“There seemed to be a pretty big discrepancy between what I was watching on the news and what they were telling me from the front lines,” Mr. Rademacher says. “What’s a little frustrating for [the soldiers] is that it’s very focused on the body count and if there is an explosion that day somewhere — and that’s pretty much the end of it.”
Mr. Sinise, a veteran of many USO tours, was struck by the movie’s unique point of view. “I’ve been going to Iraq since ‘03 and always have seen a different side of the story than what is constantly portrayed on the news,” he says.
For their part, Mr. Sinise and Mr. Rademacher have tried to distance the film from questions of politics or the justness of the Iraq war, just as HBO did with “Taking Chance.”
“This is just a truthful, personal look at military service, military families, about what’s going on in Iraq,” says Mr. Sinise.
“It doesn’t really take a political perspective, but it’s told from [the point of view of] a family member who wants to know the truth,” adds Mr. Rademacher.
Those in the industry will be watching the box office take of “Brothers at War” this weekend (and next, when distributor Samuel Goldwyn Films expands it to 25 markets), curious to see whether or not there’s a market for a movie with a sympathetic take on the troops.

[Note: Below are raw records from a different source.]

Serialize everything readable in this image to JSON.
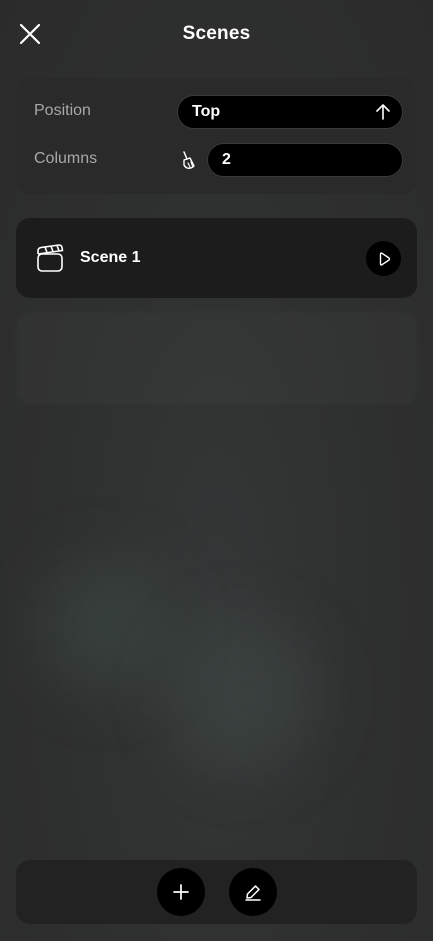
{
  "header": {
    "title": "Scenes",
    "close_icon": "close-icon"
  },
  "settings": {
    "position": {
      "label": "Position",
      "value": "Top",
      "icon": "arrow-up-icon"
    },
    "columns": {
      "label": "Columns",
      "value": "2",
      "icon": "brush-icon"
    }
  },
  "scenes": [
    {
      "name": "Scene 1",
      "icon": "clapperboard-icon",
      "action_icon": "play-icon"
    }
  ],
  "bottom_bar": {
    "add_icon": "plus-icon",
    "edit_icon": "pencil-icon"
  },
  "colors": {
    "background": "#2f3030",
    "card": "#2a2a2a",
    "scene_card": "#1c1c1c",
    "control": "#000000",
    "text": "#ffffff",
    "label": "#a8a8a8"
  }
}
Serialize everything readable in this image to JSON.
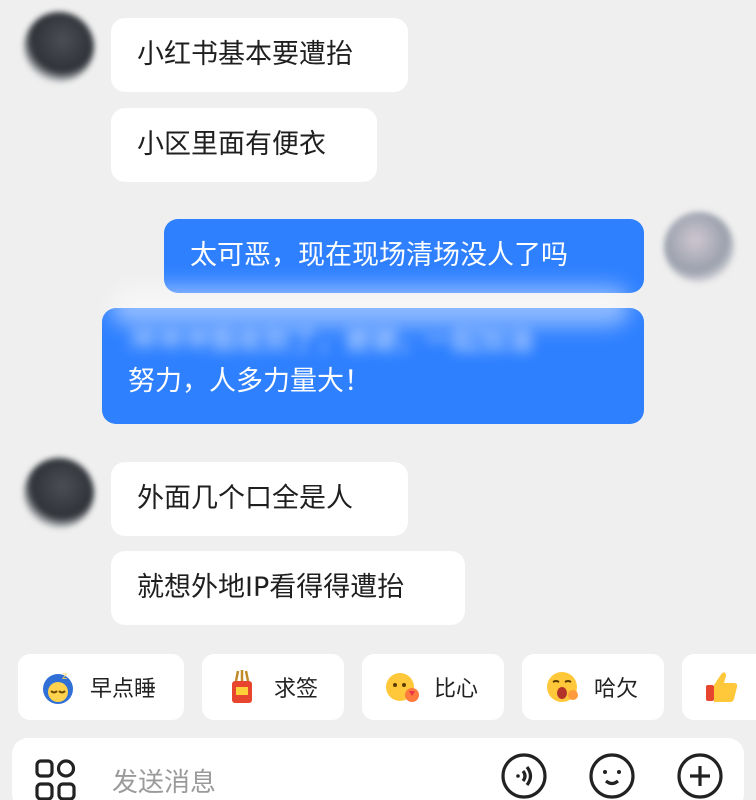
{
  "messages": [
    {
      "side": "left",
      "text": "小红书基本要遭抬"
    },
    {
      "side": "left",
      "text": "小区里面有便衣"
    },
    {
      "side": "right",
      "text": "太可恶，现在现场清场没人了吗"
    },
    {
      "side": "right",
      "line1": "冲冲冲我收到了，谢谢，一起加油",
      "line2": "努力，人多力量大！"
    },
    {
      "side": "left",
      "text": "外面几个口全是人"
    },
    {
      "side": "left",
      "text": "就想外地IP看得得遭抬"
    }
  ],
  "quick_replies": [
    {
      "icon": "sleep-emoji-icon",
      "label": "早点睡"
    },
    {
      "icon": "lucky-draw-icon",
      "label": "求签"
    },
    {
      "icon": "finger-heart-emoji-icon",
      "label": "比心"
    },
    {
      "icon": "yawn-emoji-icon",
      "label": "哈欠"
    },
    {
      "icon": "thumbs-up-icon",
      "label": ""
    }
  ],
  "input": {
    "placeholder": "发送消息"
  },
  "colors": {
    "background": "#efefef",
    "bubble_in": "#ffffff",
    "bubble_out": "#2f80ff"
  }
}
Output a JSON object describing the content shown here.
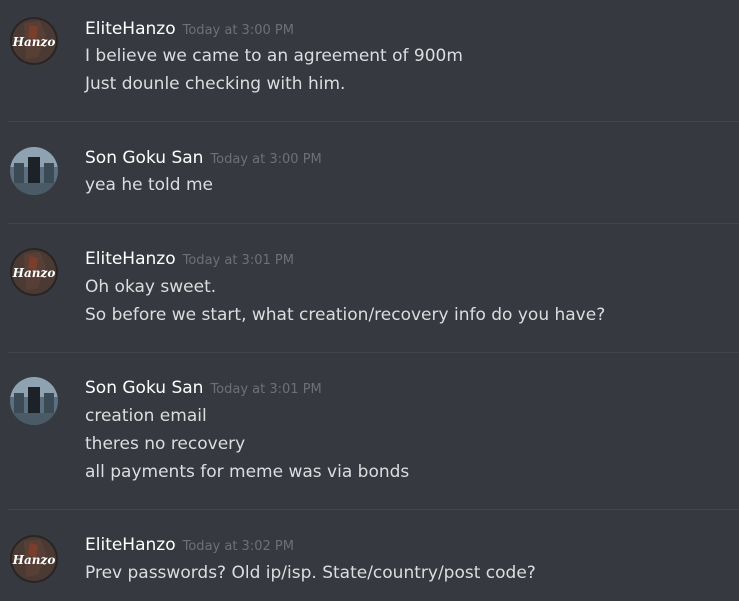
{
  "messages": [
    {
      "author": "EliteHanzo",
      "avatar_icon": "hanzo-avatar",
      "avatar_text": "Hanzo",
      "timestamp": "Today at 3:00 PM",
      "lines": [
        "I believe we came to an agreement of 900m",
        "Just dounle checking with him."
      ]
    },
    {
      "author": "Son Goku San",
      "avatar_icon": "goku-avatar",
      "timestamp": "Today at 3:00 PM",
      "lines": [
        "yea he told me"
      ]
    },
    {
      "author": "EliteHanzo",
      "avatar_icon": "hanzo-avatar",
      "avatar_text": "Hanzo",
      "timestamp": "Today at 3:01 PM",
      "lines": [
        "Oh okay sweet.",
        "So before we start, what creation/recovery info do you have?"
      ]
    },
    {
      "author": "Son Goku San",
      "avatar_icon": "goku-avatar",
      "timestamp": "Today at 3:01 PM",
      "lines": [
        "creation email",
        "theres no recovery",
        "all payments for meme was via bonds"
      ]
    },
    {
      "author": "EliteHanzo",
      "avatar_icon": "hanzo-avatar",
      "avatar_text": "Hanzo",
      "timestamp": "Today at 3:02 PM",
      "lines": [
        "Prev passwords? Old ip/isp. State/country/post code?"
      ]
    }
  ],
  "colors": {
    "background": "#36393f",
    "username": "#ffffff",
    "message_text": "#dcddde",
    "timestamp": "#6d7075",
    "divider": "#42454a"
  }
}
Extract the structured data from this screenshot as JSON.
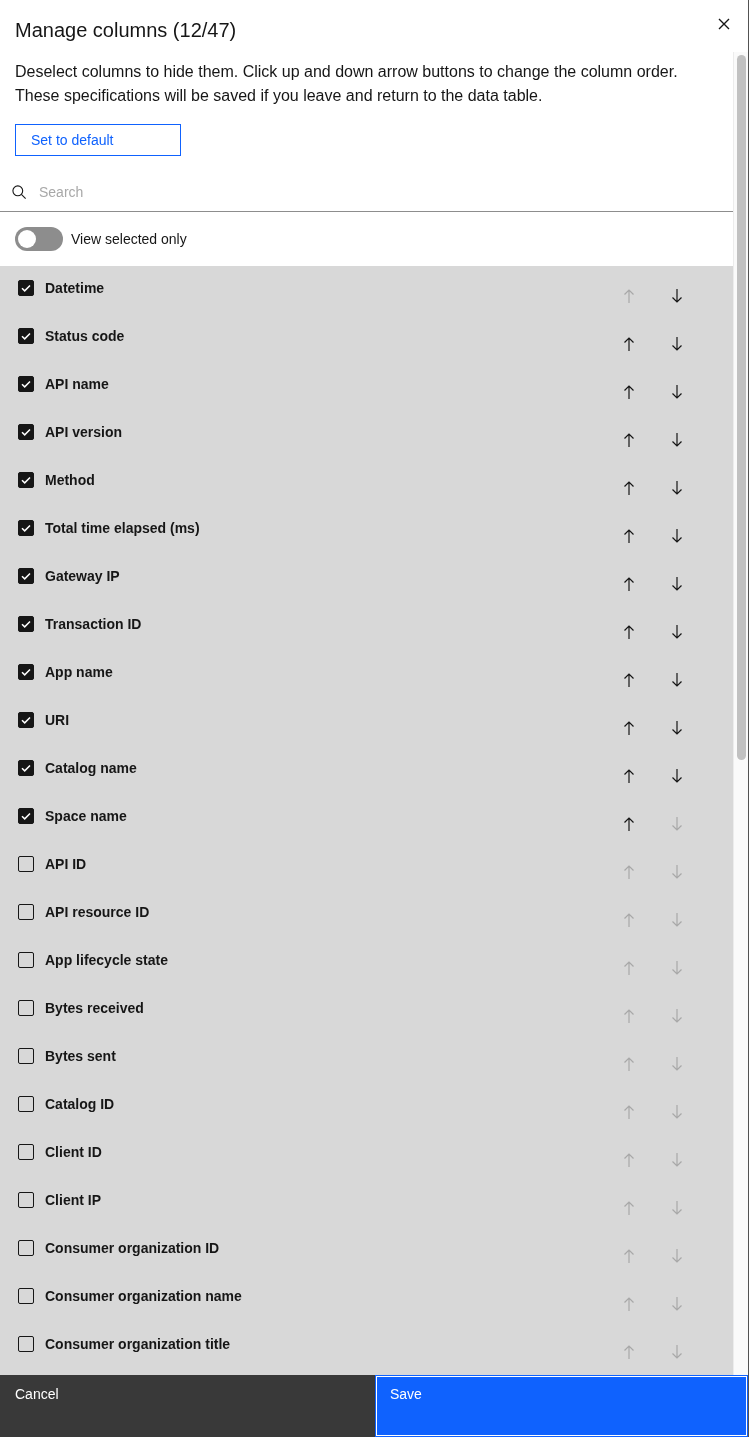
{
  "dialog": {
    "title": "Manage columns (12/47)",
    "description": [
      "Deselect columns to hide them. Click up and down arrow buttons to change the column order.",
      "These specifications will be saved if you leave and return to the data table."
    ],
    "default_button": "Set to default"
  },
  "search": {
    "placeholder": "Search"
  },
  "view_selected_only": {
    "label": "View selected only",
    "on": false
  },
  "columns": [
    {
      "name": "Datetime",
      "checked": true,
      "up_disabled": true,
      "down_disabled": false
    },
    {
      "name": "Status code",
      "checked": true,
      "up_disabled": false,
      "down_disabled": false
    },
    {
      "name": "API name",
      "checked": true,
      "up_disabled": false,
      "down_disabled": false
    },
    {
      "name": "API version",
      "checked": true,
      "up_disabled": false,
      "down_disabled": false
    },
    {
      "name": "Method",
      "checked": true,
      "up_disabled": false,
      "down_disabled": false
    },
    {
      "name": "Total time elapsed (ms)",
      "checked": true,
      "up_disabled": false,
      "down_disabled": false
    },
    {
      "name": "Gateway IP",
      "checked": true,
      "up_disabled": false,
      "down_disabled": false
    },
    {
      "name": "Transaction ID",
      "checked": true,
      "up_disabled": false,
      "down_disabled": false
    },
    {
      "name": "App name",
      "checked": true,
      "up_disabled": false,
      "down_disabled": false
    },
    {
      "name": "URI",
      "checked": true,
      "up_disabled": false,
      "down_disabled": false
    },
    {
      "name": "Catalog name",
      "checked": true,
      "up_disabled": false,
      "down_disabled": false
    },
    {
      "name": "Space name",
      "checked": true,
      "up_disabled": false,
      "down_disabled": true
    },
    {
      "name": "API ID",
      "checked": false,
      "up_disabled": true,
      "down_disabled": true
    },
    {
      "name": "API resource ID",
      "checked": false,
      "up_disabled": true,
      "down_disabled": true
    },
    {
      "name": "App lifecycle state",
      "checked": false,
      "up_disabled": true,
      "down_disabled": true
    },
    {
      "name": "Bytes received",
      "checked": false,
      "up_disabled": true,
      "down_disabled": true
    },
    {
      "name": "Bytes sent",
      "checked": false,
      "up_disabled": true,
      "down_disabled": true
    },
    {
      "name": "Catalog ID",
      "checked": false,
      "up_disabled": true,
      "down_disabled": true
    },
    {
      "name": "Client ID",
      "checked": false,
      "up_disabled": true,
      "down_disabled": true
    },
    {
      "name": "Client IP",
      "checked": false,
      "up_disabled": true,
      "down_disabled": true
    },
    {
      "name": "Consumer organization ID",
      "checked": false,
      "up_disabled": true,
      "down_disabled": true
    },
    {
      "name": "Consumer organization name",
      "checked": false,
      "up_disabled": true,
      "down_disabled": true
    },
    {
      "name": "Consumer organization title",
      "checked": false,
      "up_disabled": true,
      "down_disabled": true
    }
  ],
  "footer": {
    "cancel": "Cancel",
    "save": {
      "label": "Save",
      "focused": true
    }
  }
}
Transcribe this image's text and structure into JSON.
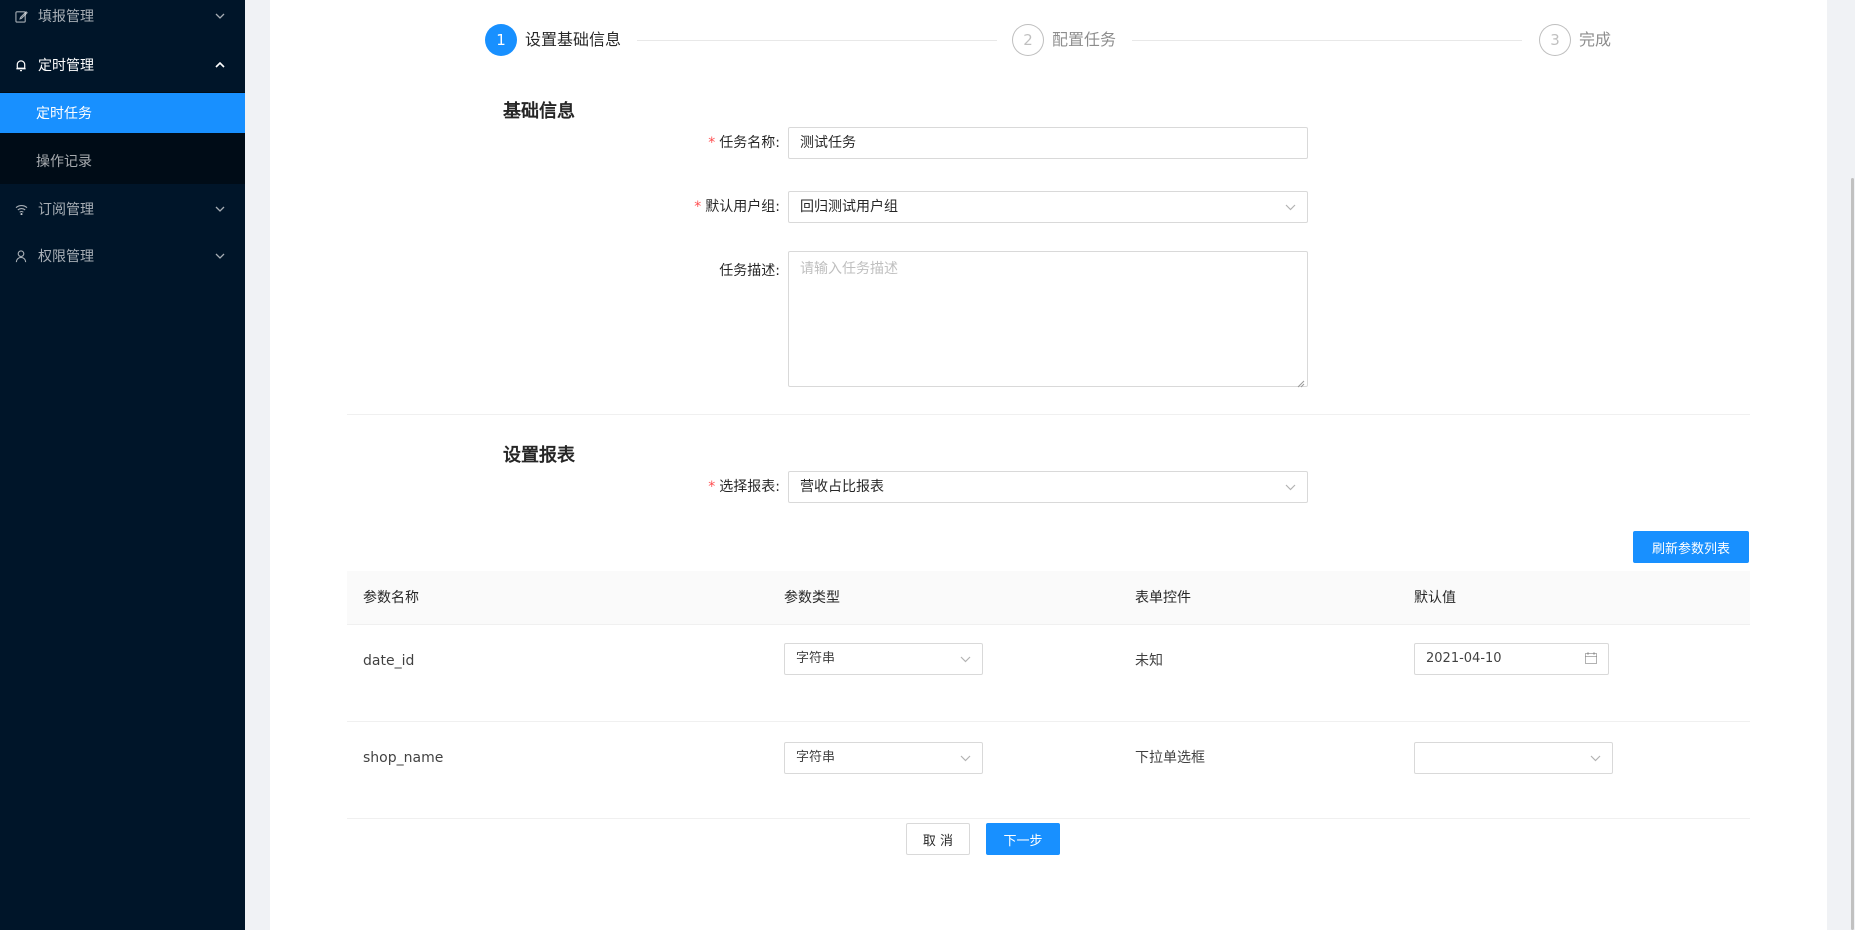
{
  "sidebar": {
    "items": [
      {
        "label": "填报管理",
        "icon": "edit-icon",
        "expanded": false
      },
      {
        "label": "定时管理",
        "icon": "bell-icon",
        "expanded": true
      },
      {
        "label": "订阅管理",
        "icon": "wifi-icon",
        "expanded": false
      },
      {
        "label": "权限管理",
        "icon": "user-icon",
        "expanded": false
      }
    ],
    "subitems": [
      {
        "label": "定时任务",
        "active": true
      },
      {
        "label": "操作记录",
        "active": false
      }
    ]
  },
  "steps": [
    {
      "number": "1",
      "title": "设置基础信息",
      "status": "process"
    },
    {
      "number": "2",
      "title": "配置任务",
      "status": "wait"
    },
    {
      "number": "3",
      "title": "完成",
      "status": "wait"
    }
  ],
  "basic_info": {
    "section_title": "基础信息",
    "task_name_label": "任务名称:",
    "task_name_value": "测试任务",
    "user_group_label": "默认用户组:",
    "user_group_value": "回归测试用户组",
    "task_desc_label": "任务描述:",
    "task_desc_placeholder": "请输入任务描述"
  },
  "report": {
    "section_title": "设置报表",
    "select_report_label": "选择报表:",
    "select_report_value": "营收占比报表",
    "refresh_button": "刷新参数列表"
  },
  "table": {
    "headers": [
      "参数名称",
      "参数类型",
      "表单控件",
      "默认值"
    ],
    "rows": [
      {
        "name": "date_id",
        "type": "字符串",
        "control": "未知",
        "default": "2021-04-10"
      },
      {
        "name": "shop_name",
        "type": "字符串",
        "control": "下拉单选框",
        "default": ""
      }
    ]
  },
  "footer": {
    "cancel_button": "取 消",
    "next_button": "下一步"
  },
  "colors": {
    "primary": "#1890ff",
    "sidebar_bg": "#001529",
    "required": "#ff4d4f"
  }
}
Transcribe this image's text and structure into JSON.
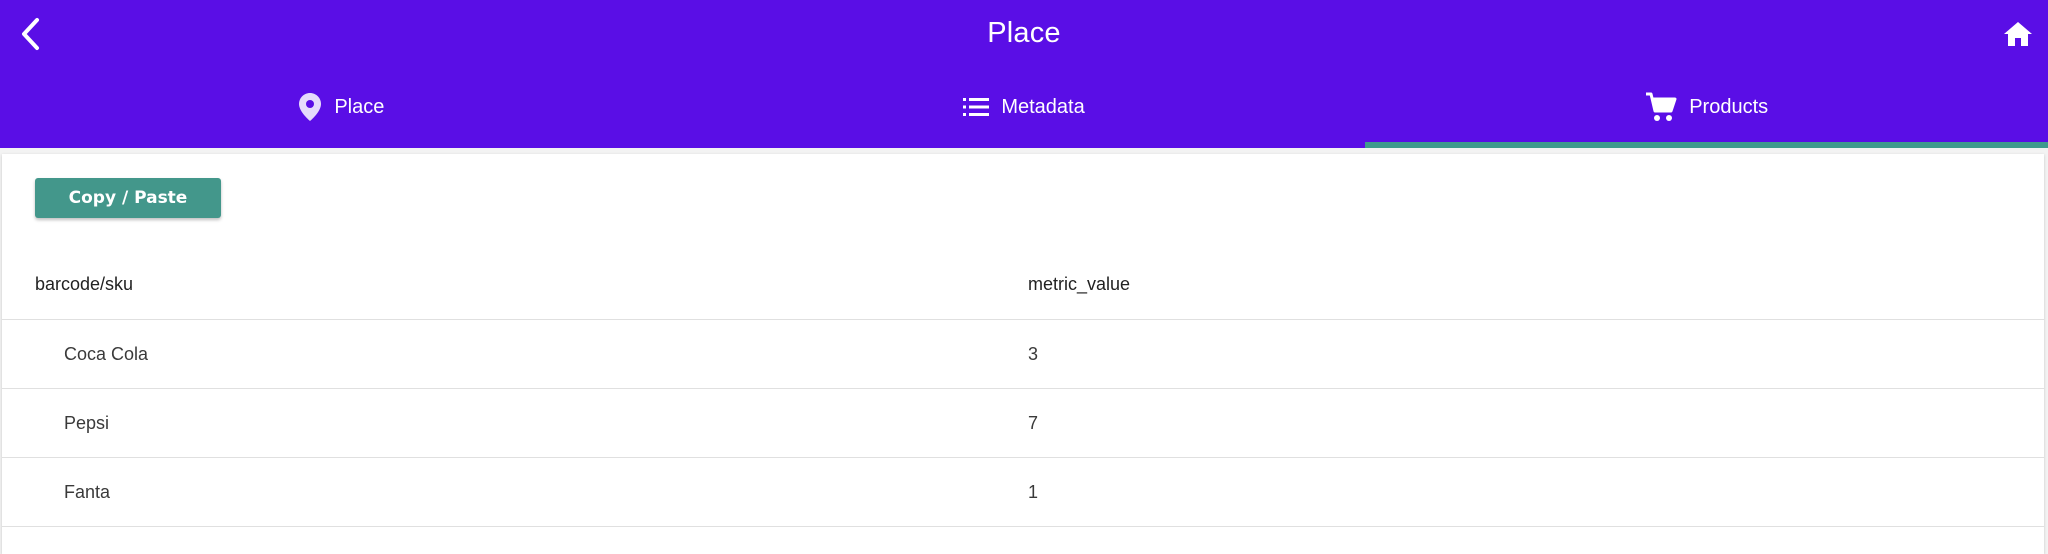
{
  "app": {
    "title": "Place"
  },
  "tabs": [
    {
      "label": "Place",
      "icon": "map-pin-icon"
    },
    {
      "label": "Metadata",
      "icon": "list-icon"
    },
    {
      "label": "Products",
      "icon": "cart-icon",
      "active": true
    }
  ],
  "colors": {
    "appbar": "#5a0ee6",
    "accent": "#3f9b8e",
    "button": "#43978b"
  },
  "actions": {
    "copy_paste_label": "Copy / Paste"
  },
  "table": {
    "columns": [
      "barcode/sku",
      "metric_value"
    ],
    "rows": [
      [
        "Coca Cola",
        "3"
      ],
      [
        "Pepsi",
        "7"
      ],
      [
        "Fanta",
        "1"
      ]
    ]
  }
}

Capt. Isaac Rademacher (above left) talks with his brother, director and producer Jake Rademacher, in “Brothers at War.” Kevin Bacon (below) appears in the highly rated HBO war film “Taking Chance.”